The problem:
For the listing below, report all lines that hold the word "false".

Records for the exercise:

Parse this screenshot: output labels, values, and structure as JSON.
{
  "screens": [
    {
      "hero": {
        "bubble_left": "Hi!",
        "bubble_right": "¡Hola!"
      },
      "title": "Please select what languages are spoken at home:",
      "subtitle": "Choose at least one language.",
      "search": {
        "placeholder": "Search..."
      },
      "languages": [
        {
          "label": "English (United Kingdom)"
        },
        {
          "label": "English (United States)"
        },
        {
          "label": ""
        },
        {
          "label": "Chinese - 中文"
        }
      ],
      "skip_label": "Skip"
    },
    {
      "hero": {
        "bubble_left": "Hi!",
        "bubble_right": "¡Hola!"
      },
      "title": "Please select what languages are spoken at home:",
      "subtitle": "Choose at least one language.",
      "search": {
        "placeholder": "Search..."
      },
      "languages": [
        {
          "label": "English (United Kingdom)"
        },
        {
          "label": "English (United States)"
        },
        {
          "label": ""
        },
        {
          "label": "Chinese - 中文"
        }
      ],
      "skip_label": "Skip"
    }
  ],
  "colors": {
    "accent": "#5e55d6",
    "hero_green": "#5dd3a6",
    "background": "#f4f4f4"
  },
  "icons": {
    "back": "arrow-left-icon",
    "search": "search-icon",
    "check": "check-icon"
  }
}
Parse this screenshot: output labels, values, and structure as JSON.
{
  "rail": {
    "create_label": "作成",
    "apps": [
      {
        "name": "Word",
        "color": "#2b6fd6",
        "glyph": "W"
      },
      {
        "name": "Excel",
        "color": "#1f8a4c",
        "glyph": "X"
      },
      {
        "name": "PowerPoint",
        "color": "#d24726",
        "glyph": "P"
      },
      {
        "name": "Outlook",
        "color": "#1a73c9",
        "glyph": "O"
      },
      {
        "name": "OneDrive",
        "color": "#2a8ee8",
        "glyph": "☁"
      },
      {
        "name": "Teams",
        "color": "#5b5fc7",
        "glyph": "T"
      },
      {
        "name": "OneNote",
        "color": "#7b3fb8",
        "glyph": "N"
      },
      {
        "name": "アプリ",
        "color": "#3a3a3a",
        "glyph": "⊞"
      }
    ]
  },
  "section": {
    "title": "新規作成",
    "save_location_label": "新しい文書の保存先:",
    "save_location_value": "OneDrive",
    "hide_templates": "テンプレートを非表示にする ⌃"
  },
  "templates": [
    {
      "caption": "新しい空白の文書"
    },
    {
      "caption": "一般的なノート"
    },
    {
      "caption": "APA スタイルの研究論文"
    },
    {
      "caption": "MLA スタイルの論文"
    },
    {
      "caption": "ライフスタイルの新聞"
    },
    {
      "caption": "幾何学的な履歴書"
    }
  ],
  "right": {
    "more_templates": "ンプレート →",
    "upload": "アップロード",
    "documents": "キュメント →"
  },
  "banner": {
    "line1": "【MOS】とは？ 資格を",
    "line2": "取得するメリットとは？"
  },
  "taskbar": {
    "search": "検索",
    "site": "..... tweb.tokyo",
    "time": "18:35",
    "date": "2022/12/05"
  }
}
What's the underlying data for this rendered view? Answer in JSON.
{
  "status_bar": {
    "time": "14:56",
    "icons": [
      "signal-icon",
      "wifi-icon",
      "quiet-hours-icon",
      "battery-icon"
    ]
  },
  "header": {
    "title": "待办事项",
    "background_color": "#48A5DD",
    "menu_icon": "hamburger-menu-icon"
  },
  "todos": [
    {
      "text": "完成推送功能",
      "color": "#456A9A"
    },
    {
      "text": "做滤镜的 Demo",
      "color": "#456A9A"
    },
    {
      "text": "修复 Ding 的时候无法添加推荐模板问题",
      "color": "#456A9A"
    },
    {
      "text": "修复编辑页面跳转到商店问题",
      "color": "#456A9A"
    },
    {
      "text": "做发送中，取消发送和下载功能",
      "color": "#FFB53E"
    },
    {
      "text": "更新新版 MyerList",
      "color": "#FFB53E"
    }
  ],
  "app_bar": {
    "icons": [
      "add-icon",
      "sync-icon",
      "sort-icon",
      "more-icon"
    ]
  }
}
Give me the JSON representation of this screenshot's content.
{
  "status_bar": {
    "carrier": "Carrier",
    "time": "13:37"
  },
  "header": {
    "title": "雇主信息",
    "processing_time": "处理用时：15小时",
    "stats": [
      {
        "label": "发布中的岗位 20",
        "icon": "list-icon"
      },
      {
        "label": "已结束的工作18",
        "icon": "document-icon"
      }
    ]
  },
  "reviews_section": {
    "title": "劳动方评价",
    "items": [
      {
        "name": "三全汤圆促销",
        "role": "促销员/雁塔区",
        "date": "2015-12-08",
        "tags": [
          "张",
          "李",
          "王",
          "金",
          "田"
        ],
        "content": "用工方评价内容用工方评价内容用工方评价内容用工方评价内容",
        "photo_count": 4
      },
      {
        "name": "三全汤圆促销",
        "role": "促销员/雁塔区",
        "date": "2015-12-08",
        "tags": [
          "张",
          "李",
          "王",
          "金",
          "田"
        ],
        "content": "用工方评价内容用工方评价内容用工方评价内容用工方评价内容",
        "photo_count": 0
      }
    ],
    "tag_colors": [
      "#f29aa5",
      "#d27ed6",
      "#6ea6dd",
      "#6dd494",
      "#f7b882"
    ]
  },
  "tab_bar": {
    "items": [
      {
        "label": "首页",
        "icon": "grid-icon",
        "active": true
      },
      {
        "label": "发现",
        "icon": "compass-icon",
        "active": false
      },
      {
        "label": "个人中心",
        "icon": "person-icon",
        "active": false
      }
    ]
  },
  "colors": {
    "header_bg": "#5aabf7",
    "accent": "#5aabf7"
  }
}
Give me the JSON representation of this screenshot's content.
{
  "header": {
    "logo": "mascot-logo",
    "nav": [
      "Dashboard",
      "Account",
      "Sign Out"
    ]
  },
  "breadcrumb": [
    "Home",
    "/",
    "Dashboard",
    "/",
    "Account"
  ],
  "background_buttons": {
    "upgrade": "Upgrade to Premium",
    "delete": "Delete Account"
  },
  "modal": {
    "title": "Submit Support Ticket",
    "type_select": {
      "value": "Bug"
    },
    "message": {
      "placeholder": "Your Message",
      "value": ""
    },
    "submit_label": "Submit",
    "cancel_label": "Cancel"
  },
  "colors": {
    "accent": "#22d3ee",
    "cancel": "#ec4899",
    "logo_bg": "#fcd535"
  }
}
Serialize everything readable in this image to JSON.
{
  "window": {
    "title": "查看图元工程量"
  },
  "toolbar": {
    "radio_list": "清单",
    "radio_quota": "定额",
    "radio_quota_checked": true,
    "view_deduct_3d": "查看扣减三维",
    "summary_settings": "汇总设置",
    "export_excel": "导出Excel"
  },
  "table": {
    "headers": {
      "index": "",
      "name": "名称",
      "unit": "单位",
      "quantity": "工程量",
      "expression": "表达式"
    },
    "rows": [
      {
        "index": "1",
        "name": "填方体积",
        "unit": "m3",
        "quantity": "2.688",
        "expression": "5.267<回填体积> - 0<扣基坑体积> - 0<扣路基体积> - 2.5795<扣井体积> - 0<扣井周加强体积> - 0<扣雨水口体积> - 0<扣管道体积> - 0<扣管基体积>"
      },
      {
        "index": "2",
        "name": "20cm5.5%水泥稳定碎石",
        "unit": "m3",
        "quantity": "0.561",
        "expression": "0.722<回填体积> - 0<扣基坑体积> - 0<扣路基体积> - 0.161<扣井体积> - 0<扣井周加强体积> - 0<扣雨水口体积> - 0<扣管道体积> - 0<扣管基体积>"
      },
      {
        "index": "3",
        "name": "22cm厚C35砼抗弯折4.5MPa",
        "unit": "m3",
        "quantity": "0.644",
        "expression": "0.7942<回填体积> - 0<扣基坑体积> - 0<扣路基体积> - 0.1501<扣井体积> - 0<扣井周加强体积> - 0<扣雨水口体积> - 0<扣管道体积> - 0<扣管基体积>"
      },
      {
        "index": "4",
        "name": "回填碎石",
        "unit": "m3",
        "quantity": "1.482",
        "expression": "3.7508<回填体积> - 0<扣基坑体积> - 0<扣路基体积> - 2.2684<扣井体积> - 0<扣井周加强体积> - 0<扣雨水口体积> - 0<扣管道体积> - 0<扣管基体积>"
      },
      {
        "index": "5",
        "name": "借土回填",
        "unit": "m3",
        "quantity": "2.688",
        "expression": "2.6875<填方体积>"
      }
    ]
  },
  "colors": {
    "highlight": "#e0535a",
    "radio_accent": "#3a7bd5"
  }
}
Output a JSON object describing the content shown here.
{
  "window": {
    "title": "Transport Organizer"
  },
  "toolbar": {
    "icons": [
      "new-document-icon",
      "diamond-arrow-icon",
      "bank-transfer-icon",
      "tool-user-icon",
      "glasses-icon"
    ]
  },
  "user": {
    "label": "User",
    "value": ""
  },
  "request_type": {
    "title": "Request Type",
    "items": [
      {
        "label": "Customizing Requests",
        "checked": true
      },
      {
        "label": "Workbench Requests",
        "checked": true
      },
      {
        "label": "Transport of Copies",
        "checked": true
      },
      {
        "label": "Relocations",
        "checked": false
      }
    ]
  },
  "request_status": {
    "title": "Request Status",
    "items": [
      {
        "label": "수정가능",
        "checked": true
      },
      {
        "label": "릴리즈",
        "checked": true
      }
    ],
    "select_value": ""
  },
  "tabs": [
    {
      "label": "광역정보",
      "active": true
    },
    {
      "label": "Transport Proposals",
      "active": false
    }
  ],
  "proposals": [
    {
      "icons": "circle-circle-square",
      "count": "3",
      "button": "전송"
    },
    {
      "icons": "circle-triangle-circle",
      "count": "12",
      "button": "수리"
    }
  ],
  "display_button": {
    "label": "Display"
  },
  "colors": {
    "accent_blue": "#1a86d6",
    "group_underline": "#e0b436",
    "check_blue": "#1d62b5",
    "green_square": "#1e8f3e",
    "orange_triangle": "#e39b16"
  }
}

Reply:
        "active": false
        "active": false
        "checked": false
      "active": false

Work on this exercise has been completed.